I realize that this is a pretty tall order for any person’s faith, and the reality is that most of our spiritual lives fall somewhere in between my half-dead peace lily quality of a spiritual life and the “just-shy-of-Jesus,” giant, Constitution oak spiritual life. We all have room to grow. We aren’t perfect, but we also don’t want to waste our time and God-given abilities. We may want to learn how to move from surviving in our relationship with God to thriving in our relationship with God. What does thriving look like? How can we learn to thrive as a strong and vital person of faith?

Interestingly, I like to think that The Tree may give us a clue about how we can move from simply surviving to absolutely thriving. The secret is right in front of us; we just need to apply its truth to our own lives. You see, the oak has branches that reach out and it has roots that dig deep. Together, the branches and the roots work to help the tree to live and thrive in the most beautiful way possible, reaching its full potential. The same processes may be at work in our spiritual lives as well. We have parts of our lives (not unlike those strong, protective branches) that can reach out to others and serve and love them, keep them safe, and direct them to their own life with God. Likewise, we can develop strong roots that dig deep and help us to connect with God and know Him better and build our faith into a solid foundation. As we develop solid, deep roots and strong, expansive branches, we are living a beautiful life of faith, and God helps us to spiritually thrive. Jesus described it like this in the Gospel of John, chapter 10, verse 10:

“The thief comes only to steal and kill and destroy; I came that they may have life, and have it abundantly.”

Another translation describes this “abundant life” like this:

“I came so [you] can have real and eternal life, more and better life than [you] ever dreamed of.”

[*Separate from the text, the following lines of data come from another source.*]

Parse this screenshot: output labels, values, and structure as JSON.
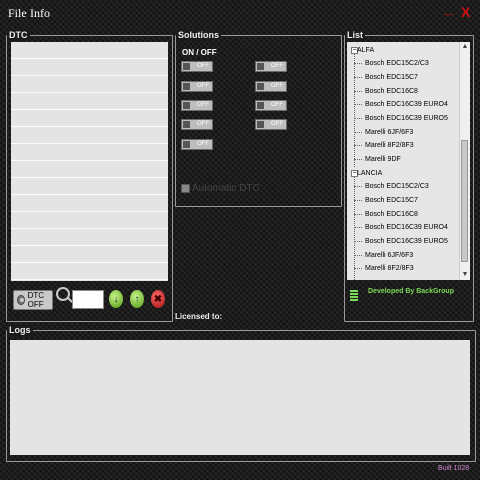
{
  "menu": {
    "file": "File",
    "info": "Info"
  },
  "window": {
    "minimize": "_",
    "close": "X"
  },
  "dtc": {
    "title": "DTC",
    "off_button": "DTC OFF",
    "rows": [
      "",
      "",
      "",
      "",
      "",
      "",
      "",
      "",
      "",
      "",
      "",
      "",
      "",
      ""
    ]
  },
  "solutions": {
    "title": "Solutions",
    "header": "ON  /  OFF",
    "toggle_label": "OFF",
    "automatic_dtc": "Automatic DTC"
  },
  "licensed_to": "Licensed to:",
  "list": {
    "title": "List",
    "groups": [
      {
        "name": "ALFA",
        "items": [
          "Bosch EDC15C2/C3",
          "Bosch EDC15C7",
          "Bosch EDC16C8",
          "Bosch EDC16C39 EURO4",
          "Bosch EDC16C39 EURO5",
          "Marelli 6JF/6F3",
          "Marelli 8F2/8F3",
          "Marelli 9DF"
        ]
      },
      {
        "name": "LANCIA",
        "items": [
          "Bosch EDC15C2/C3",
          "Bosch EDC15C7",
          "Bosch EDC16C8",
          "Bosch EDC16C39 EURO4",
          "Bosch EDC16C39 EURO5",
          "Marelli 6JF/6F3",
          "Marelli 8F2/8F3"
        ]
      }
    ]
  },
  "developed_by": "Developed By BackGroup",
  "logs": {
    "title": "Logs"
  },
  "build": "Built 1028",
  "colors": {
    "accent_green": "#7ed957",
    "close_red": "#d01010",
    "build_text": "#d28ad8"
  }
}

That sounds really good, and isn’t that sort of what are all looking for? More life, …better life, …a thriving life, …an abundant life? Let me just say right here, so that I am not misleading in anyway, this abundant life is not a promise of external riches and what the world would typically point to as abundance. God’s abundant life fills our lives with love and joy and peace. It is an opportunity to live life and be satisfied with what we have instead of constantly wanting more. The tree is beautiful not because it has been adorned with a lot of external trappings. It is beautiful because it is healthy and strong and living the life that God has created it to live.

I love that the secret to experiencing an abundant spiritual life is literally all around us. It is woven into the very processes of nature. If we only took time to notice that, just as every tree and plant needs water, sunshine, and room to grow, we too can develop deep roots by nourishing our souls and growing our faith with meaningful worship, an active prayer life, and studying God’s word. These strong, deep roots ground us during life’s storms and keep us from being uprooted and washed away against our will. In the same way, we can grow strong branches to reach out and provide love and care and protection for others and provide for ourselves the presence to be a witness of God’s great love in our lives. Just as The Tree can provide shade and a home for God’s creatures, we too can connect with our community and build relationships and serve other people. So, this week, let’s stop settling for merely surviving and find ways that we can tap into a full, abundant, thriving life with God. In the Name of the Father, the Son, and the Holy Spirit, AMEN!

Have a great day, take care of one another, and stay healthy people!!!